• Work item:
In the material below, some lines may hold the word "path"; state how many do, giving only the number.

• Source records:
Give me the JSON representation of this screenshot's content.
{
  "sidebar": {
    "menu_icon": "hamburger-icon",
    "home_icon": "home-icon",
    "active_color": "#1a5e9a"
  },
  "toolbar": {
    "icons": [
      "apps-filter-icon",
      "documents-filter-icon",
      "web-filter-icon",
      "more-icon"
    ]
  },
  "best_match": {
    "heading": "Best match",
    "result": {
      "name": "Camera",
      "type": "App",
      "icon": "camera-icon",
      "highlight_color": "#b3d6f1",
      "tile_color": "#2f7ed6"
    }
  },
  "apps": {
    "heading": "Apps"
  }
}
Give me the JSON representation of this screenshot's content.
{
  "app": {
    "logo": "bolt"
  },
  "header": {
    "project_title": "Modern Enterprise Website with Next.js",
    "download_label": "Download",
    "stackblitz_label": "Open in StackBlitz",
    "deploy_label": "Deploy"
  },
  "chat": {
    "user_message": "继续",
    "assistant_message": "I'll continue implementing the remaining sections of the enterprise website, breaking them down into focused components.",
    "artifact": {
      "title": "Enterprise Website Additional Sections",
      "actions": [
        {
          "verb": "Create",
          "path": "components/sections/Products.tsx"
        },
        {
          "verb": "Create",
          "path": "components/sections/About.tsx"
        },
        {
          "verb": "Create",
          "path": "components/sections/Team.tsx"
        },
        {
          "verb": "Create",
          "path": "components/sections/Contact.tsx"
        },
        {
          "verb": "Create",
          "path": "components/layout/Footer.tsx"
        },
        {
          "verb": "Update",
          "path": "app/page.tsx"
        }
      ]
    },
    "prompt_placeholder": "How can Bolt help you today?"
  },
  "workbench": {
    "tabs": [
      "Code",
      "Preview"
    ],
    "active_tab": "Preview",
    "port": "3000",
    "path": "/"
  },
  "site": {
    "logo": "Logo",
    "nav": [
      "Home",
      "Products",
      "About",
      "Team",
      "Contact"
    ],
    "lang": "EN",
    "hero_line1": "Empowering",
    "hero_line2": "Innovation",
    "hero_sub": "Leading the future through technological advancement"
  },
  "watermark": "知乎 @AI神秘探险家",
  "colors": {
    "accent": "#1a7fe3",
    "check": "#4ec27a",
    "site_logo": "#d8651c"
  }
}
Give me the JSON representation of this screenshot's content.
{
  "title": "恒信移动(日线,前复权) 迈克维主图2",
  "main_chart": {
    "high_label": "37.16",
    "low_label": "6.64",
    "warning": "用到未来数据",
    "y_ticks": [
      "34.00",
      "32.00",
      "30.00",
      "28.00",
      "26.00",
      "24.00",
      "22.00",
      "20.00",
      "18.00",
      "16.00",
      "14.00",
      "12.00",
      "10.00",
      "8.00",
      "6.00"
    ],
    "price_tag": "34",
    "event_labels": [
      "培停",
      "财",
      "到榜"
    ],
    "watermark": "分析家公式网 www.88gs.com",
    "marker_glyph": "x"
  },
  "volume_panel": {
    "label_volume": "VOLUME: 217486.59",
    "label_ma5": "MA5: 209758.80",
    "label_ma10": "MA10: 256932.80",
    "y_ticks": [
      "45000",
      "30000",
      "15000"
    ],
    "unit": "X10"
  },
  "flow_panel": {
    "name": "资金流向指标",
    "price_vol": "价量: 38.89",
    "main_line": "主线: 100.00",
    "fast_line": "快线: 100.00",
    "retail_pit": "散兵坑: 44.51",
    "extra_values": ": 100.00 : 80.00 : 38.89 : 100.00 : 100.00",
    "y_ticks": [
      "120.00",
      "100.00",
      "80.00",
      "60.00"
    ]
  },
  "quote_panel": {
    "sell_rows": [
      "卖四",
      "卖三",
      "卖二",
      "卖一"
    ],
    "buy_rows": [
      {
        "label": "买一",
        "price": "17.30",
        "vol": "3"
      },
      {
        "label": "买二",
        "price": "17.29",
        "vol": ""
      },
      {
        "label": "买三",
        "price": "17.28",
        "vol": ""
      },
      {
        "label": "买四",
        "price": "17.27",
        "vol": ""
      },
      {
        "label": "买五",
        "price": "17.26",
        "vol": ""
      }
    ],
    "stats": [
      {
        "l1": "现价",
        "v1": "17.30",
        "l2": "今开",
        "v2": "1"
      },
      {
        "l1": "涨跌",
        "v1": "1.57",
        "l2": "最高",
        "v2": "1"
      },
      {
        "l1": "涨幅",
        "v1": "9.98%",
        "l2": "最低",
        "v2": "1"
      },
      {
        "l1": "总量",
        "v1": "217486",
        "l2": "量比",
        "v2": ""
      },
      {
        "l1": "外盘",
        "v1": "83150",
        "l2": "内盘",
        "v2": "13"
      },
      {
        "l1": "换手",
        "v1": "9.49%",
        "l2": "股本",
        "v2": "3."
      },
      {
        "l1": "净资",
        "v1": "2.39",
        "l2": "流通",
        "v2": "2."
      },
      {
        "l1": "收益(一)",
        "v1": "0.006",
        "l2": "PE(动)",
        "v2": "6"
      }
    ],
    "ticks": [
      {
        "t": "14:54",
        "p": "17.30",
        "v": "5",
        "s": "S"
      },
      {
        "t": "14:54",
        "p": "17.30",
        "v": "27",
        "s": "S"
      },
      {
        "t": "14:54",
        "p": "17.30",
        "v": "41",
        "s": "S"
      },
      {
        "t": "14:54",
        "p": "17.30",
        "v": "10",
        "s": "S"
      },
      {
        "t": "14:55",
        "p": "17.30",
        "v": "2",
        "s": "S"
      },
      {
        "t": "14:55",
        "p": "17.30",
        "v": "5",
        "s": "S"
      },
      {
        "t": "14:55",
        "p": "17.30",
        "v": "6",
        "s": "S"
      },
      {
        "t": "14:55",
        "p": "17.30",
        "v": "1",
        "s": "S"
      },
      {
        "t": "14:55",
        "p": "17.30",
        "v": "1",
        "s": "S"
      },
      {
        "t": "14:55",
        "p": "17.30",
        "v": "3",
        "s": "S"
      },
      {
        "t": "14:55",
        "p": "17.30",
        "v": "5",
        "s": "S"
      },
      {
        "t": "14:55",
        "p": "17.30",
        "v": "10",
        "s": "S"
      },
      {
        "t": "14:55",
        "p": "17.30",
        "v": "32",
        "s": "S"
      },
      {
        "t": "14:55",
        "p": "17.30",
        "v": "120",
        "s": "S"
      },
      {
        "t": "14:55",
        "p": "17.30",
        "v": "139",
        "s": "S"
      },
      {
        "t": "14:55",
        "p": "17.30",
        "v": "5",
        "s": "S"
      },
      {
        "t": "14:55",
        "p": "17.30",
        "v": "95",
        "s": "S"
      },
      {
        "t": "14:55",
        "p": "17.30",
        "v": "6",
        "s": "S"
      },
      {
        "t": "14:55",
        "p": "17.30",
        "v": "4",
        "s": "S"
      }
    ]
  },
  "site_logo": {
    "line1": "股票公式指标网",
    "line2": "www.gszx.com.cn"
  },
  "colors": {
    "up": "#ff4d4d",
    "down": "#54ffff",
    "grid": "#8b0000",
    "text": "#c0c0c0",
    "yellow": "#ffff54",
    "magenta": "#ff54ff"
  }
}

• Task answer:
7